This section of the book is from the "Canadian Banking Practice" book, by John T. P. Knight.
Question 334.— A sells to B & C certain goods, receiving a deposit thereon. B and C apply to their bankers for a loan to make a further payment, offering to hypothecate to the bank said goods, as security. The bank, being given to understand that the purchase was complete, received the hypothecation from B and C in the presence of A, the banker explaining to A the nature of the security he was taking, A making no objection. The following day A gave B and C a bill of sale, and B and C gave (innocently, so far as intention to defraud the bank is concerned), a chattel mortgage on the goods to A. Could A, under the circumstances, be stopped from proceeding under his lien ahead of the bank's hypothecation ?

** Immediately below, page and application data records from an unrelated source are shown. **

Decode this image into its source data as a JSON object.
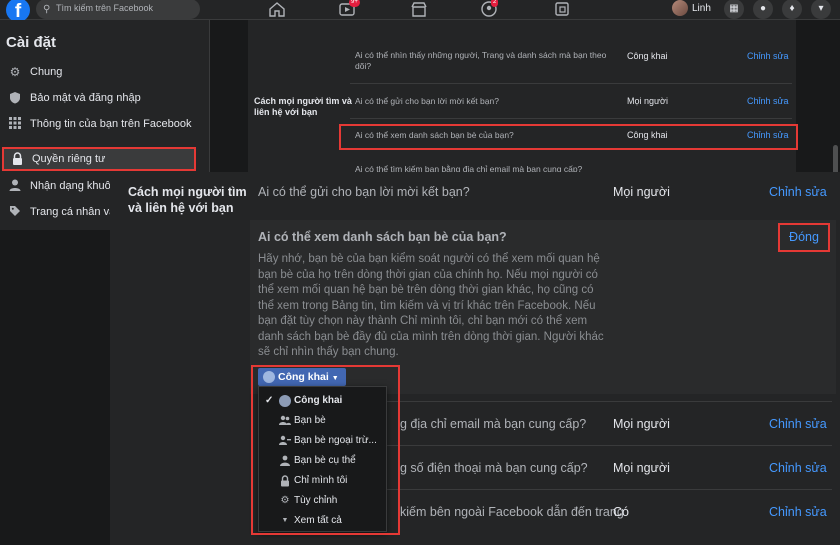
{
  "topbar": {
    "logo": "f",
    "search_placeholder": "Tìm kiếm trên Facebook",
    "notif_badge_1": "9+",
    "notif_badge_2": "2",
    "user_name": "Linh"
  },
  "sidebar": {
    "title": "Cài đặt",
    "items": [
      {
        "label": "Chung",
        "icon": "gear-icon"
      },
      {
        "label": "Bảo mật và đăng nhập",
        "icon": "shield-icon"
      },
      {
        "label": "Thông tin của bạn trên Facebook",
        "icon": "grid-icon"
      },
      {
        "label": "Quyền riêng tư",
        "icon": "lock-icon"
      },
      {
        "label": "Nhận dạng khuô",
        "icon": "person-icon"
      },
      {
        "label": "Trang cá nhân và",
        "icon": "tag-icon"
      }
    ]
  },
  "background_settings": {
    "row1_question": "Ai có thể nhìn thấy những người, Trang và danh sách mà bạn theo dõi?",
    "row1_value": "Công khai",
    "section_title": "Cách mọi người tìm và liên hệ với bạn",
    "row2_question": "Ai có thể gửi cho bạn lời mời kết bạn?",
    "row2_value": "Mọi người",
    "row3_question": "Ai có thể xem danh sách bạn bè của bạn?",
    "row3_value": "Công khai",
    "row4_question": "Ai có thể tìm kiếm bạn bằng địa chỉ email mà bạn cung cấp?",
    "edit_label": "Chỉnh sửa"
  },
  "zoomed_panel": {
    "section_title": "Cách mọi người tìm và liên hệ với bạn",
    "friend_request_question": "Ai có thể gửi cho bạn lời mời kết bạn?",
    "friend_request_value": "Mọi người",
    "edit_label": "Chỉnh sửa",
    "expanded_title": "Ai có thể xem danh sách bạn bè của bạn?",
    "expanded_body": "Hãy nhớ, bạn bè của bạn kiểm soát người có thể xem mối quan hệ bạn bè của họ trên dòng thời gian của chính họ. Nếu mọi người có thể xem mối quan hệ bạn bè trên dòng thời gian khác, họ cũng có thể xem trong Bảng tin, tìm kiếm và vị trí khác trên Facebook. Nếu bạn đặt tùy chọn này thành Chỉ mình tôi, chỉ bạn mới có thể xem danh sách bạn bè đầy đủ của mình trên dòng thời gian. Người khác sẽ chỉ nhìn thấy bạn chung.",
    "close_label": "Đóng",
    "audience_button": "Công khai",
    "email_question_partial": "g địa chỉ email mà bạn cung cấp?",
    "email_value": "Mọi người",
    "phone_question_partial": "g số điện thoại mà bạn cung cấp?",
    "phone_value": "Mọi người",
    "search_engine_question_partial": "kiếm bên ngoài Facebook dẫn đến trang",
    "search_engine_value": "Có"
  },
  "audience_dropdown": {
    "items": [
      {
        "label": "Công khai",
        "icon": "globe-icon",
        "selected": true
      },
      {
        "label": "Bạn bè",
        "icon": "friends-icon",
        "selected": false
      },
      {
        "label": "Bạn bè ngoại trừ...",
        "icon": "friends-except-icon",
        "selected": false
      },
      {
        "label": "Bạn bè cụ thể",
        "icon": "specific-friends-icon",
        "selected": false
      },
      {
        "label": "Chỉ mình tôi",
        "icon": "lock-icon",
        "selected": false
      },
      {
        "label": "Tùy chỉnh",
        "icon": "gear-icon",
        "selected": false
      },
      {
        "label": "Xem tất cả",
        "icon": "caret-down-icon",
        "selected": false
      }
    ]
  },
  "colors": {
    "accent": "#1877f2",
    "link": "#4599ff",
    "highlight": "#e53935",
    "background": "#18191a"
  }
}
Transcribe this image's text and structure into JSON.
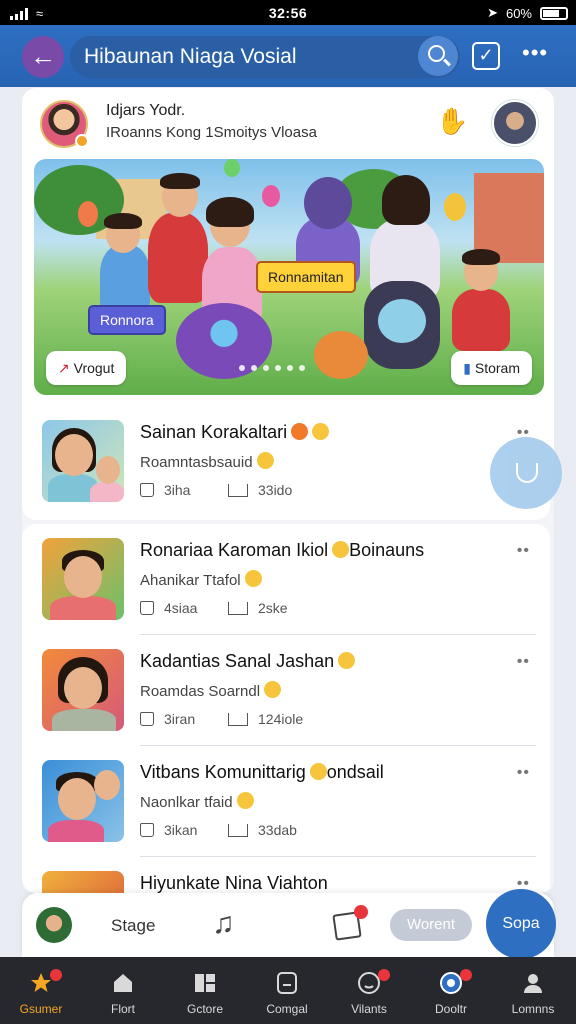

Suggested Answer.—Presuming the goods were and could be legally hypothecated under section 74 of the Bank Act—A as an unpaid vendor might have protected himself by disclosing the fact to the bank. The claim of the bank under hypothecation would be prior to the chattel mortgage.